Collected data:
((

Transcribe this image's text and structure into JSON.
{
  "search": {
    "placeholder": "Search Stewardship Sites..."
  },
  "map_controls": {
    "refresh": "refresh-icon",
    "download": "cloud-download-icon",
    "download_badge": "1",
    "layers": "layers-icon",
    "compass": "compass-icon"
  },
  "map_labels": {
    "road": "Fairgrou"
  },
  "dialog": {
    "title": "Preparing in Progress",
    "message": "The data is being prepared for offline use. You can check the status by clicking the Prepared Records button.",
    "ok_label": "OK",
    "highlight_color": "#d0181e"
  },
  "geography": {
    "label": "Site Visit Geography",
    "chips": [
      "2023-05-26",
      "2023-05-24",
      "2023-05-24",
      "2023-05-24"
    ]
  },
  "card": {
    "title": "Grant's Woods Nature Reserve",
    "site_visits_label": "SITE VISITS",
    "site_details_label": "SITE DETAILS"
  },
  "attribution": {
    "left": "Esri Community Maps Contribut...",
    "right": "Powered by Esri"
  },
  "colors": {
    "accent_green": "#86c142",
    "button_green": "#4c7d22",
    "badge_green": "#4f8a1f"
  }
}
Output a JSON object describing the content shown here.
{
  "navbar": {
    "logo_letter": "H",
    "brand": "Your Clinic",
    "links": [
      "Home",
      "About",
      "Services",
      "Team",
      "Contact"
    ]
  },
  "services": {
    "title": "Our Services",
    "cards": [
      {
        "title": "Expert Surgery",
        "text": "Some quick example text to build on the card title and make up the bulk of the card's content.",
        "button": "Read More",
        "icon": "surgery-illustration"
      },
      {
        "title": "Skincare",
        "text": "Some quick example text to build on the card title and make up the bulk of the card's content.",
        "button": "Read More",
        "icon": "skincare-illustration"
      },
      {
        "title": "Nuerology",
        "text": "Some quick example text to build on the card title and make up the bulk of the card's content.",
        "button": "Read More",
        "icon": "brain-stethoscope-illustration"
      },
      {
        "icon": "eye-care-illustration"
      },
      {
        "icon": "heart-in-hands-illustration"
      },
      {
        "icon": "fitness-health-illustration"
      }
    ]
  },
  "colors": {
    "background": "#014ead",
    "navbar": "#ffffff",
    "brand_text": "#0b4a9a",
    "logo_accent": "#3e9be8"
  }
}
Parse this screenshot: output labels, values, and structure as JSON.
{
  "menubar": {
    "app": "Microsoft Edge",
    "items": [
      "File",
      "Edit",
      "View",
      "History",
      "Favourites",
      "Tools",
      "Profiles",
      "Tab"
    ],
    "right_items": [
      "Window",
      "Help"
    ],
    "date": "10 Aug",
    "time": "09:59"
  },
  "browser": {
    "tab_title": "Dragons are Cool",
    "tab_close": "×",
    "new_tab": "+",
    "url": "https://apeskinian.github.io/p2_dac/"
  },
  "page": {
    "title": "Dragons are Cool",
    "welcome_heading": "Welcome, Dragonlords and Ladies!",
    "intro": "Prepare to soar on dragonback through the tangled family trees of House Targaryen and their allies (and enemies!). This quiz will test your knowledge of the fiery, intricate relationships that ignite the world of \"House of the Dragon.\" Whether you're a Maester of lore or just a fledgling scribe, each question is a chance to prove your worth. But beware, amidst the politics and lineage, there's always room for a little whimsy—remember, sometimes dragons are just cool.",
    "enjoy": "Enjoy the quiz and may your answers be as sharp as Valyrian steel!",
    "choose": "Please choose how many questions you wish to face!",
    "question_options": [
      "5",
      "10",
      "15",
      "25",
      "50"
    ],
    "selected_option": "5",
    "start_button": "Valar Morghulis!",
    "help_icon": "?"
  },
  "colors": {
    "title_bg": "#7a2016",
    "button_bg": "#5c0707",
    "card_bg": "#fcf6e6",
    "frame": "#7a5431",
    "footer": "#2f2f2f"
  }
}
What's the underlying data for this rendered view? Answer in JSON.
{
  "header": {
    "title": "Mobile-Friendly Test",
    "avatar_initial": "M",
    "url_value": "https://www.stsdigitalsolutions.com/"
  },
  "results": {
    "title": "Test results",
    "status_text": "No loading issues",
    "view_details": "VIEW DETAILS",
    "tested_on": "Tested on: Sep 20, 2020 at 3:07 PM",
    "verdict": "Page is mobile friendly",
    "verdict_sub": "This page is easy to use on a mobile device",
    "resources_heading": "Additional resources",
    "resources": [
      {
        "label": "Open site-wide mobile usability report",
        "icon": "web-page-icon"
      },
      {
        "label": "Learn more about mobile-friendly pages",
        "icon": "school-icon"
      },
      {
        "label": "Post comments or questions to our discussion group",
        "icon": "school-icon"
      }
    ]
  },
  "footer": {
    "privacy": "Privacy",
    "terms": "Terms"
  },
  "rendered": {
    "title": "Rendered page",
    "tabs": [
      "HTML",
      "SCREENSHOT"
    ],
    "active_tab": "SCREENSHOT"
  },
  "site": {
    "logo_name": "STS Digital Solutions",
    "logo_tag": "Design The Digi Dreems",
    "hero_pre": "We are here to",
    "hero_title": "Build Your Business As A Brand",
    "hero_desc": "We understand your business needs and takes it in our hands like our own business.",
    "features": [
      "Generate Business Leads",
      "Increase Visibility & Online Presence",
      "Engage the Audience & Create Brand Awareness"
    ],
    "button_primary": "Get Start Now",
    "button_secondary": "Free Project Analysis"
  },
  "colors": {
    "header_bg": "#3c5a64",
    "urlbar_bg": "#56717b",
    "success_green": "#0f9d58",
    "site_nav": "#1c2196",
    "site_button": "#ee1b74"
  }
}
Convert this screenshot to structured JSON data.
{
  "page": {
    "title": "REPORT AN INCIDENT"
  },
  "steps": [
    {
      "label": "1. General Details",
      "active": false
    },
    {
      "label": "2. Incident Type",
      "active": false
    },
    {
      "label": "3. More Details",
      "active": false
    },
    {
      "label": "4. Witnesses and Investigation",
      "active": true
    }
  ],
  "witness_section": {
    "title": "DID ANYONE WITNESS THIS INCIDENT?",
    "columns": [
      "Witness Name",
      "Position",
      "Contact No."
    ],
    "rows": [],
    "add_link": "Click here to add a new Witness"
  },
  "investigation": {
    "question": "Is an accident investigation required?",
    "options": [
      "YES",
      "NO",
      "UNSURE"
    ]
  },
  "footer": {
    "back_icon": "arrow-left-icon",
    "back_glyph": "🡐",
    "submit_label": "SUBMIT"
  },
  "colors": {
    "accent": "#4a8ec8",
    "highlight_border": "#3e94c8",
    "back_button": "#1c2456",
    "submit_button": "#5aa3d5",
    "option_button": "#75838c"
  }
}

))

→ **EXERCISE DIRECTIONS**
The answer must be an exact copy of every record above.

→ **EXERCISE OUTPUT**
Transcribe this image's text and structure into JSON.
{
  "search": {
    "placeholder": "Search Stewardship Sites..."
  },
  "map_controls": {
    "refresh": "refresh-icon",
    "download": "cloud-download-icon",
    "download_badge": "1",
    "layers": "layers-icon",
    "compass": "compass-icon"
  },
  "map_labels": {
    "road": "Fairgrou"
  },
  "dialog": {
    "title": "Preparing in Progress",
    "message": "The data is being prepared for offline use. You can check the status by clicking the Prepared Records button.",
    "ok_label": "OK",
    "highlight_color": "#d0181e"
  },
  "geography": {
    "label": "Site Visit Geography",
    "chips": [
      "2023-05-26",
      "2023-05-24",
      "2023-05-24",
      "2023-05-24"
    ]
  },
  "card": {
    "title": "Grant's Woods Nature Reserve",
    "site_visits_label": "SITE VISITS",
    "site_details_label": "SITE DETAILS"
  },
  "attribution": {
    "left": "Esri Community Maps Contribut...",
    "right": "Powered by Esri"
  },
  "colors": {
    "accent_green": "#86c142",
    "button_green": "#4c7d22",
    "badge_green": "#4f8a1f"
  }
}
Output a JSON object describing the content shown here.
{
  "navbar": {
    "logo_letter": "H",
    "brand": "Your Clinic",
    "links": [
      "Home",
      "About",
      "Services",
      "Team",
      "Contact"
    ]
  },
  "services": {
    "title": "Our Services",
    "cards": [
      {
        "title": "Expert Surgery",
        "text": "Some quick example text to build on the card title and make up the bulk of the card's content.",
        "button": "Read More",
        "icon": "surgery-illustration"
      },
      {
        "title": "Skincare",
        "text": "Some quick example text to build on the card title and make up the bulk of the card's content.",
        "button": "Read More",
        "icon": "skincare-illustration"
      },
      {
        "title": "Nuerology",
        "text": "Some quick example text to build on the card title and make up the bulk of the card's content.",
        "button": "Read More",
        "icon": "brain-stethoscope-illustration"
      },
      {
        "icon": "eye-care-illustration"
      },
      {
        "icon": "heart-in-hands-illustration"
      },
      {
        "icon": "fitness-health-illustration"
      }
    ]
  },
  "colors": {
    "background": "#014ead",
    "navbar": "#ffffff",
    "brand_text": "#0b4a9a",
    "logo_accent": "#3e9be8"
  }
}
Parse this screenshot: output labels, values, and structure as JSON.
{
  "menubar": {
    "app": "Microsoft Edge",
    "items": [
      "File",
      "Edit",
      "View",
      "History",
      "Favourites",
      "Tools",
      "Profiles",
      "Tab"
    ],
    "right_items": [
      "Window",
      "Help"
    ],
    "date": "10 Aug",
    "time": "09:59"
  },
  "browser": {
    "tab_title": "Dragons are Cool",
    "tab_close": "×",
    "new_tab": "+",
    "url": "https://apeskinian.github.io/p2_dac/"
  },
  "page": {
    "title": "Dragons are Cool",
    "welcome_heading": "Welcome, Dragonlords and Ladies!",
    "intro": "Prepare to soar on dragonback through the tangled family trees of House Targaryen and their allies (and enemies!). This quiz will test your knowledge of the fiery, intricate relationships that ignite the world of \"House of the Dragon.\" Whether you're a Maester of lore or just a fledgling scribe, each question is a chance to prove your worth. But beware, amidst the politics and lineage, there's always room for a little whimsy—remember, sometimes dragons are just cool.",
    "enjoy": "Enjoy the quiz and may your answers be as sharp as Valyrian steel!",
    "choose": "Please choose how many questions you wish to face!",
    "question_options": [
      "5",
      "10",
      "15",
      "25",
      "50"
    ],
    "selected_option": "5",
    "start_button": "Valar Morghulis!",
    "help_icon": "?"
  },
  "colors": {
    "title_bg": "#7a2016",
    "button_bg": "#5c0707",
    "card_bg": "#fcf6e6",
    "frame": "#7a5431",
    "footer": "#2f2f2f"
  }
}
What's the underlying data for this rendered view? Answer in JSON.
{
  "header": {
    "title": "Mobile-Friendly Test",
    "avatar_initial": "M",
    "url_value": "https://www.stsdigitalsolutions.com/"
  },
  "results": {
    "title": "Test results",
    "status_text": "No loading issues",
    "view_details": "VIEW DETAILS",
    "tested_on": "Tested on: Sep 20, 2020 at 3:07 PM",
    "verdict": "Page is mobile friendly",
    "verdict_sub": "This page is easy to use on a mobile device",
    "resources_heading": "Additional resources",
    "resources": [
      {
        "label": "Open site-wide mobile usability report",
        "icon": "web-page-icon"
      },
      {
        "label": "Learn more about mobile-friendly pages",
        "icon": "school-icon"
      },
      {
        "label": "Post comments or questions to our discussion group",
        "icon": "school-icon"
      }
    ]
  },
  "footer": {
    "privacy": "Privacy",
    "terms": "Terms"
  },
  "rendered": {
    "title": "Rendered page",
    "tabs": [
      "HTML",
      "SCREENSHOT"
    ],
    "active_tab": "SCREENSHOT"
  },
  "site": {
    "logo_name": "STS Digital Solutions",
    "logo_tag": "Design The Digi Dreems",
    "hero_pre": "We are here to",
    "hero_title": "Build Your Business As A Brand",
    "hero_desc": "We understand your business needs and takes it in our hands like our own business.",
    "features": [
      "Generate Business Leads",
      "Increase Visibility & Online Presence",
      "Engage the Audience & Create Brand Awareness"
    ],
    "button_primary": "Get Start Now",
    "button_secondary": "Free Project Analysis"
  },
  "colors": {
    "header_bg": "#3c5a64",
    "urlbar_bg": "#56717b",
    "success_green": "#0f9d58",
    "site_nav": "#1c2196",
    "site_button": "#ee1b74"
  }
}
Convert this screenshot to structured JSON data.
{
  "page": {
    "title": "REPORT AN INCIDENT"
  },
  "steps": [
    {
      "label": "1. General Details",
      "active": false
    },
    {
      "label": "2. Incident Type",
      "active": false
    },
    {
      "label": "3. More Details",
      "active": false
    },
    {
      "label": "4. Witnesses and Investigation",
      "active": true
    }
  ],
  "witness_section": {
    "title": "DID ANYONE WITNESS THIS INCIDENT?",
    "columns": [
      "Witness Name",
      "Position",
      "Contact No."
    ],
    "rows": [],
    "add_link": "Click here to add a new Witness"
  },
  "investigation": {
    "question": "Is an accident investigation required?",
    "options": [
      "YES",
      "NO",
      "UNSURE"
    ]
  },
  "footer": {
    "back_icon": "arrow-left-icon",
    "back_glyph": "🡐",
    "submit_label": "SUBMIT"
  },
  "colors": {
    "accent": "#4a8ec8",
    "highlight_border": "#3e94c8",
    "back_button": "#1c2456",
    "submit_button": "#5aa3d5",
    "option_button": "#75838c"
  }
}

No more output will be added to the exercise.